### PROMPT
Here is a listing. Write it all out again exactly, but not its pictures.

### DATASET CONTENT
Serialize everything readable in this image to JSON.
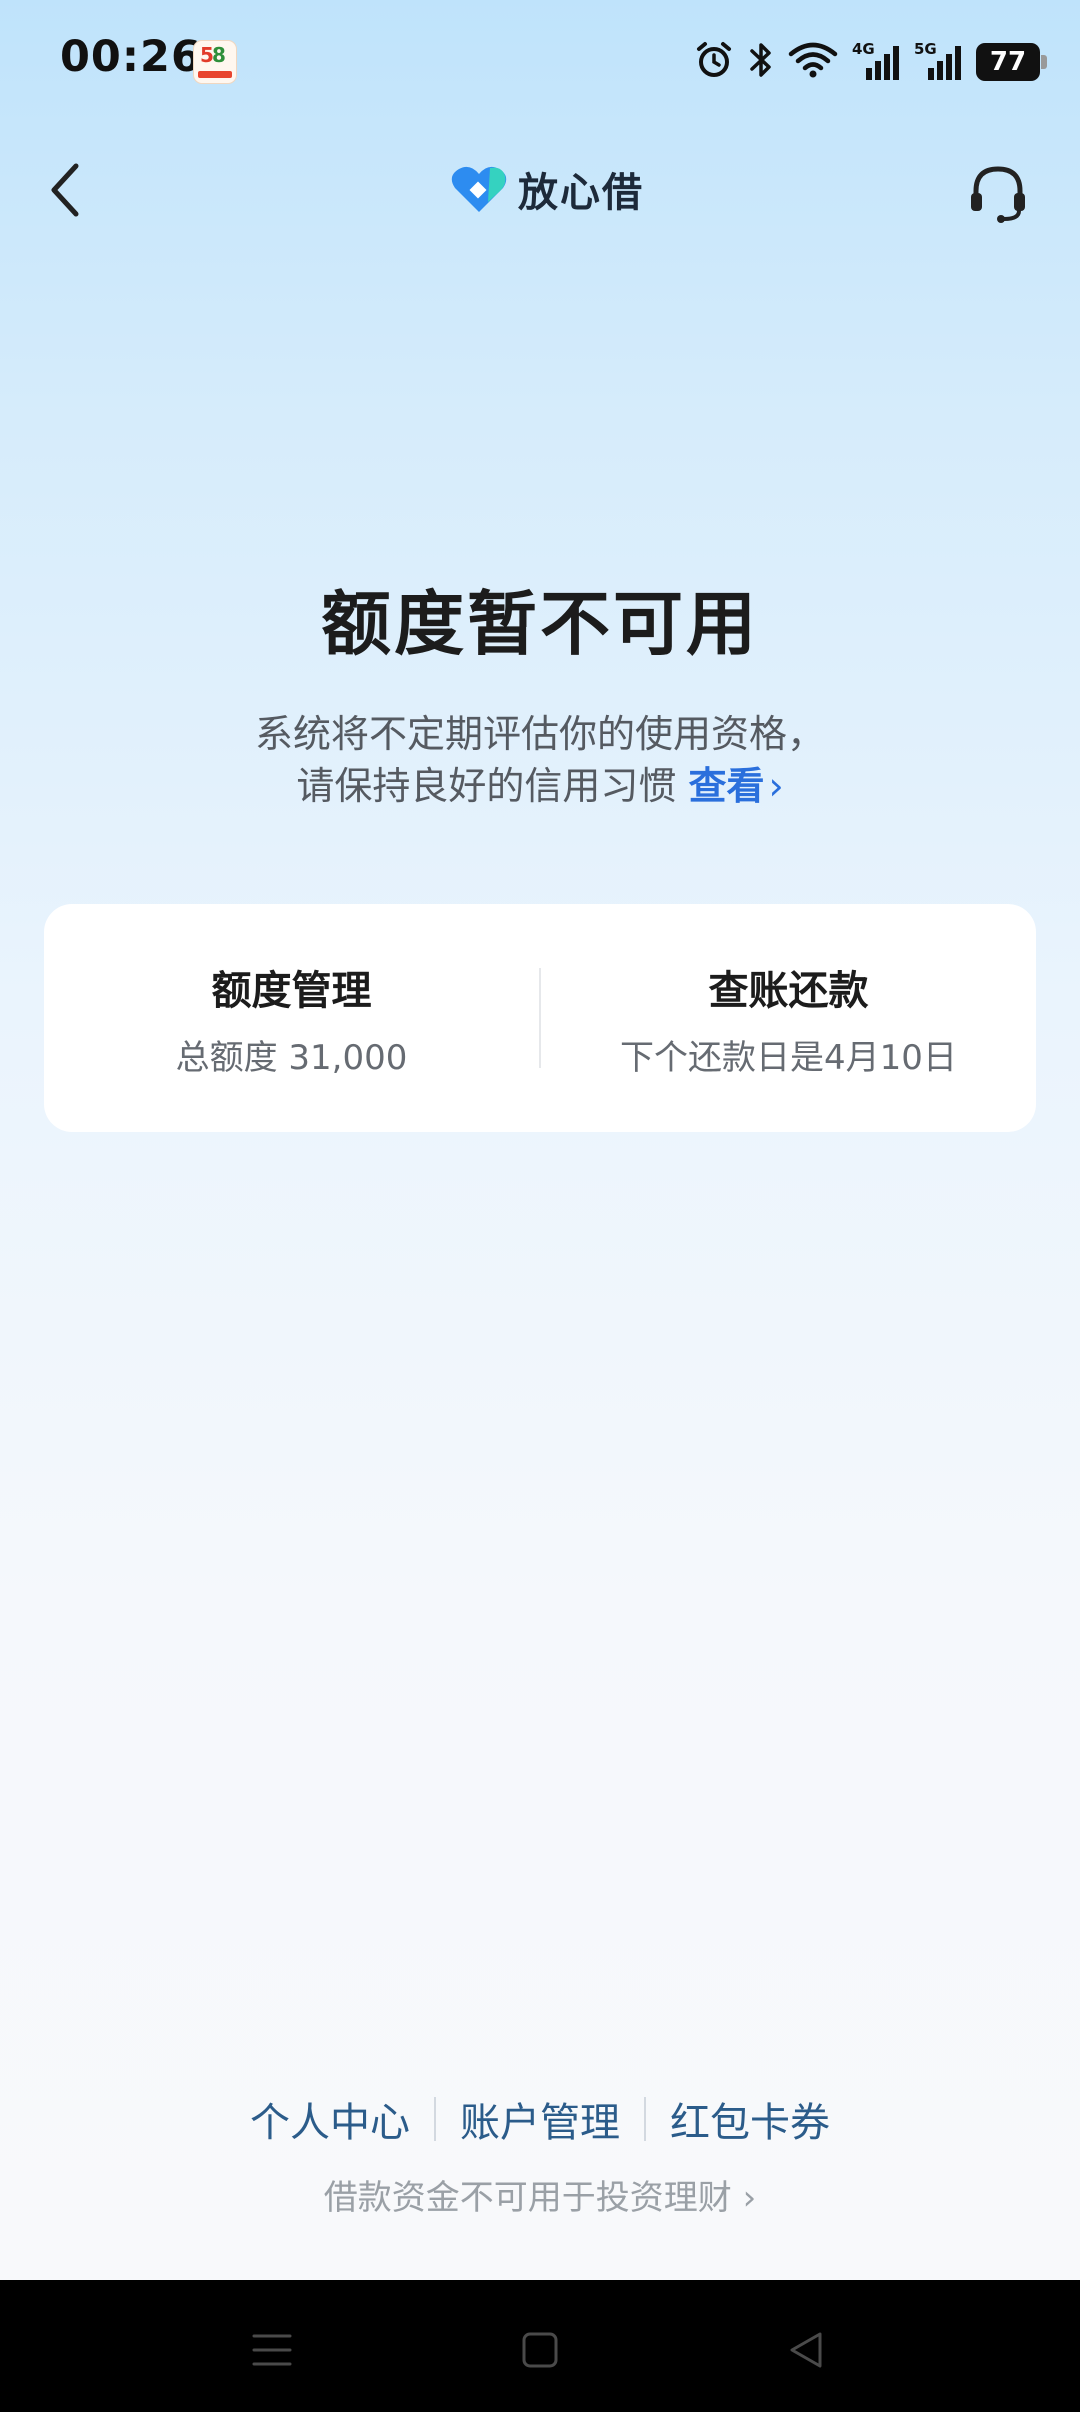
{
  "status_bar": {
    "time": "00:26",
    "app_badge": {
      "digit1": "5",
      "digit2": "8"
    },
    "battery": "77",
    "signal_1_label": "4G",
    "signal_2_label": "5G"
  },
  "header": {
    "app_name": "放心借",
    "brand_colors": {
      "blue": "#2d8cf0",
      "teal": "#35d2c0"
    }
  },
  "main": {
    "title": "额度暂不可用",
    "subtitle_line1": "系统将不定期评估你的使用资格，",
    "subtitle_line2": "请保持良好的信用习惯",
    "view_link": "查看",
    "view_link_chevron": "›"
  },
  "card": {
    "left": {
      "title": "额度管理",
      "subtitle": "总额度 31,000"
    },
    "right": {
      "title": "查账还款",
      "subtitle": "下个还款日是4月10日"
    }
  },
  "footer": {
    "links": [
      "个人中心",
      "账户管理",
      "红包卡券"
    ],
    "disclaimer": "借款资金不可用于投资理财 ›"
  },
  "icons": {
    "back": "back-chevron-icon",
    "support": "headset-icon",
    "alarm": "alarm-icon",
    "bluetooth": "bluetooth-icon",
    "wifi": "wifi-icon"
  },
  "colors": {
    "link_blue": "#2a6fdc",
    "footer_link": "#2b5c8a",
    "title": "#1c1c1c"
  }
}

### TASK RESULT
Serialize everything readable in this image to JSON.
{
  "status_bar": {
    "time": "00:26",
    "app_badge": {
      "digit1": "5",
      "digit2": "8"
    },
    "battery": "77",
    "signal_1_label": "4G",
    "signal_2_label": "5G"
  },
  "header": {
    "app_name": "放心借",
    "brand_colors": {
      "blue": "#2d8cf0",
      "teal": "#35d2c0"
    }
  },
  "main": {
    "title": "额度暂不可用",
    "subtitle_line1": "系统将不定期评估你的使用资格，",
    "subtitle_line2": "请保持良好的信用习惯",
    "view_link": "查看",
    "view_link_chevron": "›"
  },
  "card": {
    "left": {
      "title": "额度管理",
      "subtitle": "总额度 31,000"
    },
    "right": {
      "title": "查账还款",
      "subtitle": "下个还款日是4月10日"
    }
  },
  "footer": {
    "links": [
      "个人中心",
      "账户管理",
      "红包卡券"
    ],
    "disclaimer": "借款资金不可用于投资理财 ›"
  },
  "icons": {
    "back": "back-chevron-icon",
    "support": "headset-icon",
    "alarm": "alarm-icon",
    "bluetooth": "bluetooth-icon",
    "wifi": "wifi-icon"
  },
  "colors": {
    "link_blue": "#2a6fdc",
    "footer_link": "#2b5c8a",
    "title": "#1c1c1c"
  }
}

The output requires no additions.